'No-platforming' asks that the university – the community we all belong to – prevents its facilities from being used to propagate views that degrade the people who experience racist, transphobic, disablist or queerphobic abuse. It also asks that our union doesn’t enable these views with its own resources.

It was with the events of last term in mind that our network discussed and reached a decision on no-platforming last Wednesday – and the result is admittedly complicated.

At the meeting, we considered 'yes' to no-platforming, in the form of us (the network) asking for liberation groups to be given a veto by the union / university to block events with hate speech. We considered a straightforward 'no' to no-platforming: opposition to blocking such events in any circumstances. We also considered a third option, called 'Comprehensive Student Review' (by Jaz, initial proposer), asking that we keep no-platforming on the table, but only when agreed comprehensively by the entire student body, in relation to certain events.

22 people cast votes anonymously at the meeting, with myself and Evie abstaining and a few others having to leave early, or choosing not to vote. In the first round, 15 voted for CSR, 5 for opposition to no-platforming in all instances, and 2 for supporting no-platforming. Because CSR received approximately 69% of the vote in the first round, a second was unnecessary, and CSR is now adopted as the network's position.

According to the discussion in the meeting, the policy of Comprehensive Student Review is understood to entail the following practical points:

  • Adapting the network’s position on an event-by-event basis.
  • No-platforming in instances where it’s agreed through Extraordinary Referendum.
  • Campaigning for the union to amend its by-laws to allow Extraordinary Referendum when requested by the liberation networks.

Here are some of the arguments raised in favour of CSR at the meeting (you can read the some minutes here for a fuller overview of the discussion):

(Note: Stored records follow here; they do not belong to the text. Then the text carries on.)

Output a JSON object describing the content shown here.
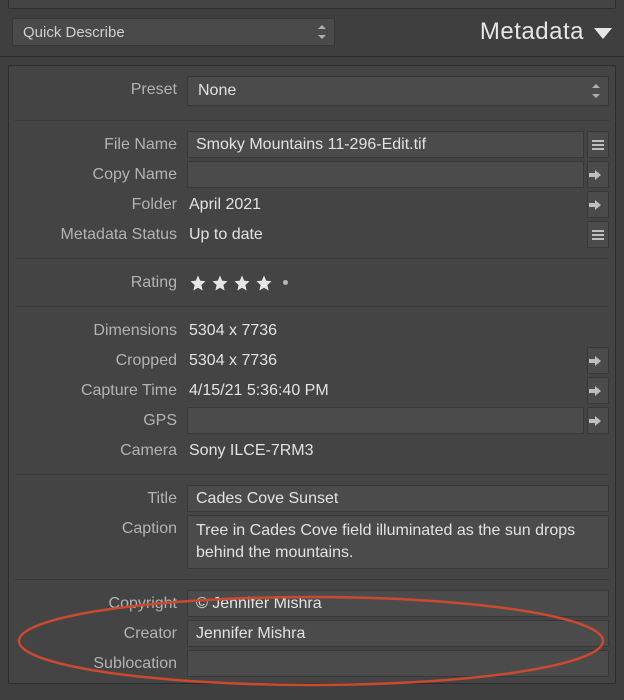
{
  "header": {
    "template": "Quick Describe",
    "title": "Metadata"
  },
  "preset": {
    "label": "Preset",
    "value": "None"
  },
  "groups": {
    "file": {
      "file_name": {
        "label": "File Name",
        "value": "Smoky Mountains 11-296-Edit.tif"
      },
      "copy_name": {
        "label": "Copy Name",
        "value": ""
      },
      "folder": {
        "label": "Folder",
        "value": "April 2021"
      },
      "metadata_status": {
        "label": "Metadata Status",
        "value": "Up to date"
      }
    },
    "rating": {
      "label": "Rating",
      "value": 4,
      "max": 5
    },
    "image": {
      "dimensions": {
        "label": "Dimensions",
        "value": "5304 x 7736"
      },
      "cropped": {
        "label": "Cropped",
        "value": "5304 x 7736"
      },
      "capture_time": {
        "label": "Capture Time",
        "value": "4/15/21 5:36:40 PM"
      },
      "gps": {
        "label": "GPS",
        "value": ""
      },
      "camera": {
        "label": "Camera",
        "value": "Sony ILCE-7RM3"
      }
    },
    "content": {
      "title": {
        "label": "Title",
        "value": "Cades Cove Sunset"
      },
      "caption": {
        "label": "Caption",
        "value": "Tree in Cades Cove field illuminated as the sun drops behind the mountains."
      }
    },
    "iptc": {
      "copyright": {
        "label": "Copyright",
        "value": "© Jennifer Mishra"
      },
      "creator": {
        "label": "Creator",
        "value": "Jennifer Mishra"
      },
      "sublocation": {
        "label": "Sublocation",
        "value": ""
      }
    }
  },
  "colors": {
    "annotation": "#c94a2f"
  }
}
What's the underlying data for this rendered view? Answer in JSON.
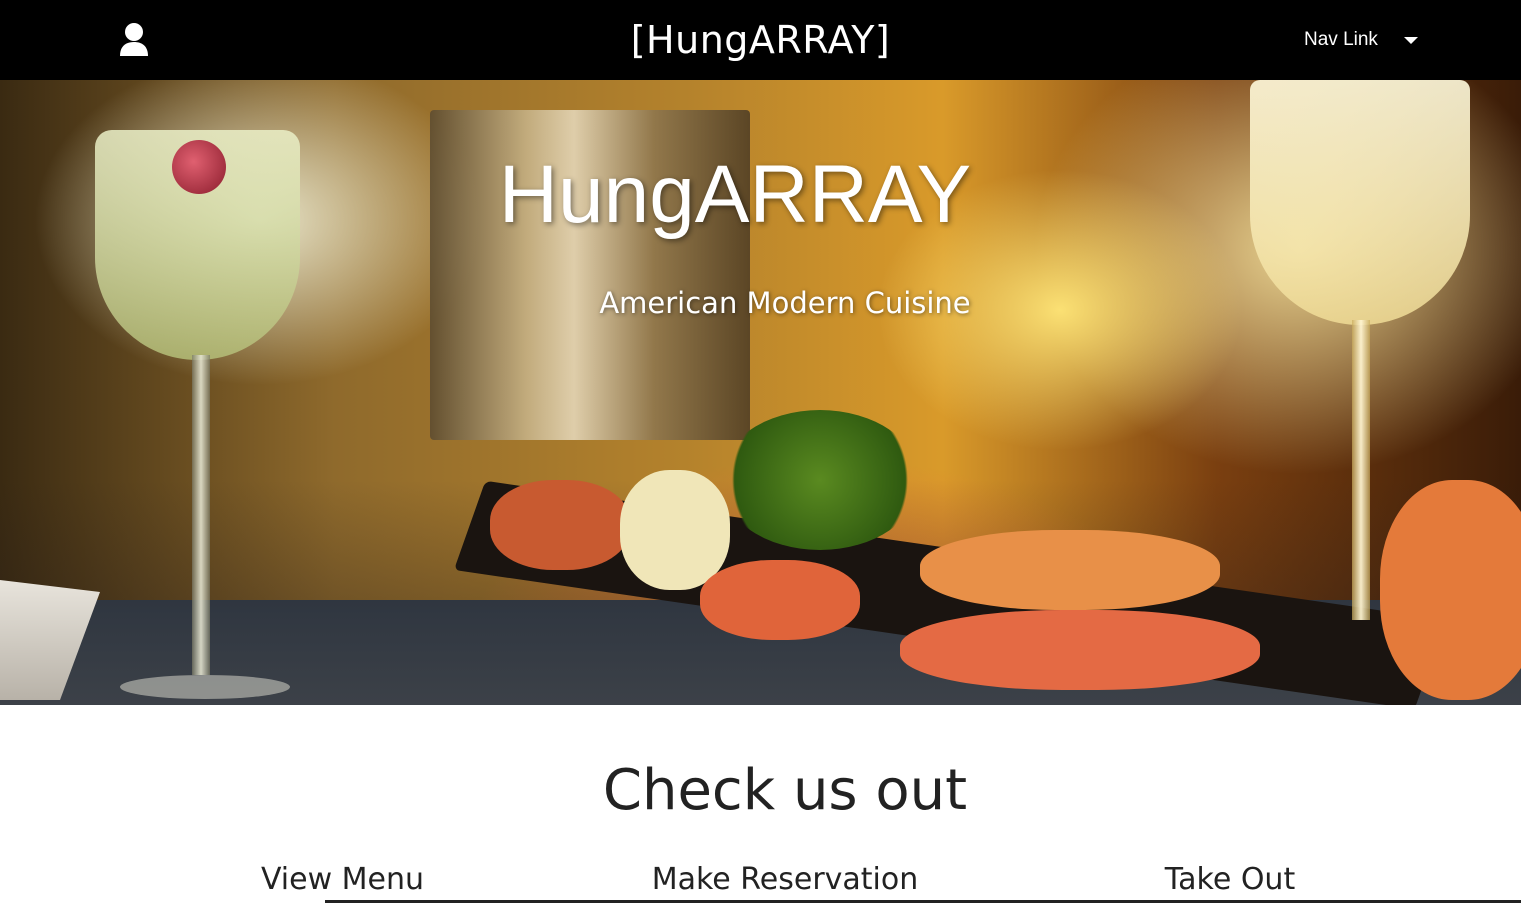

  • No-platforming does not always lead to student safety – the backlash, in the form of abuse and intimidation, could get worse. Example from the meeting: the abuse against people of colour following from the barring of Islamophobic speakers on campuses like Goldsmith’s or Warwick.
  • Depriving hateful speakers of publicity could maybe be better achieved with other tactics. It was suggested that tactics may exist that are less reliant on the labour of people in liberation groups.
  • No-platforming might not offer an easy way to mitigate the effects of hate speech: it would be hard to enact. Network would have to build support for a policy empowering liberation groups to veto people who further their oppression – it was expressed that the majority would probably not be willing to grant this power to liberation groups.
  • CSR seeks to bridge this by making the arguments for / against no-platforming specific to each event. It was expressed that it would be easier to win support on this basis.
  • Liberation groups can clash. This may not be the case in York, but it apparently happens a lot on other campuses. Networks can feel that guests invited by other networks are oppressive and vice versa. Example from the meeting: the recent debate over the relationship between sexual assault and immigration could lead to disputes between women’s and BME groups; or between BME and LGBTQ groups on issues of religious freedom.
  • Lastly, within lib groups, it can be hard to reach consensus on what constitutes hate speech. In some LGBTQ groups, there're regular debates over the word ‘queer’, the status of drag can be just as divisive, as can the definition of gender and non-binary inclusion. Finding consensus on these issues among members of any liberation group could be difficult.

There still needs to be lots of details added to flesh out our understanding of CSR, and future meetings will re-visit the policy to add the needed level of detail so that we're really prepared for future events.

Thanks to everyone who participated in the meeting last week, especially the network members who offered to speak on what is always a hard subject to discuss.